eco (plural ecos)

  1. A proposed name for the common currency that the West African Monetary Zone plans to introduce in the framework of the Economic Community of West African States.

AnagramsEdit


CatalanEdit

NounEdit

eco m (plural ecos)

  1. echo

EsperantoEdit

EtymologyEdit

Back-formation from -eco (quality).

PronunciationEdit

  • IPA(key): /ˈe.t͡so/
  • Hyphenation: e‧co

NounEdit

eco (accusative singular econ, plural ecoj, accusative plural ecojn)

  1. quality, attribute

See alsoEdit


ItalianEdit

NounEdit

eco f (plural echi)

  1. echo
  2. echoing sound
  3. (nautical) sounding (of the depth)

NounEdit

eco f (invariable)

  1. (Short form of: ecografia, medicine) ultrasound, ultrasonography

PortugueseEdit

Alternative formsEdit

EtymologyEdit

From Latin echo, from Ancient Greek ἠχώ (ēkhṓ), from ἠχή (ēkhḗ, sound), from Proto-Indo-European *sweh₂gʰ-.

PronunciationEdit

NounEdit

eco m (plural ecos)

  1. echo (a reflected sound that is heard again by its initial observer)

SynonymsEdit

Related termsEdit


SpanishEdit

EtymologyEdit

From Latin echo, from Ancient Greek ἠχώ (ēkhṓ).

NounEdit

eco m (plural ecos)

  1. echo

VenetianEdit

Etymology 1Edit

Compare Italian eco

NounEdit

eco m (plural echi)

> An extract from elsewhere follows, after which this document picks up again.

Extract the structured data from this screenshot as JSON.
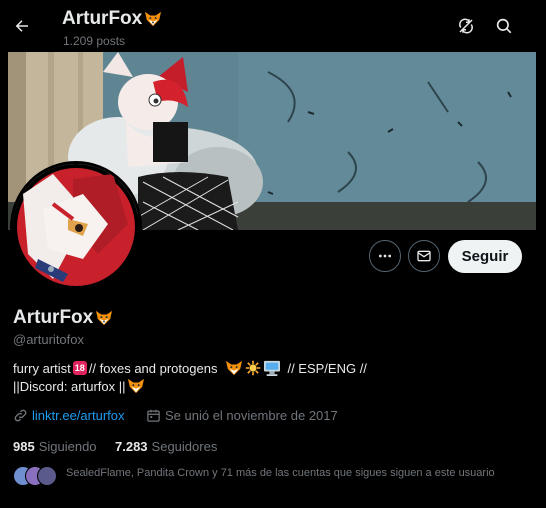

  1. echo

Etymology 2Edit

Compare Italian ecco

AdverbEdit

eco

  1. here
Derived termsEdit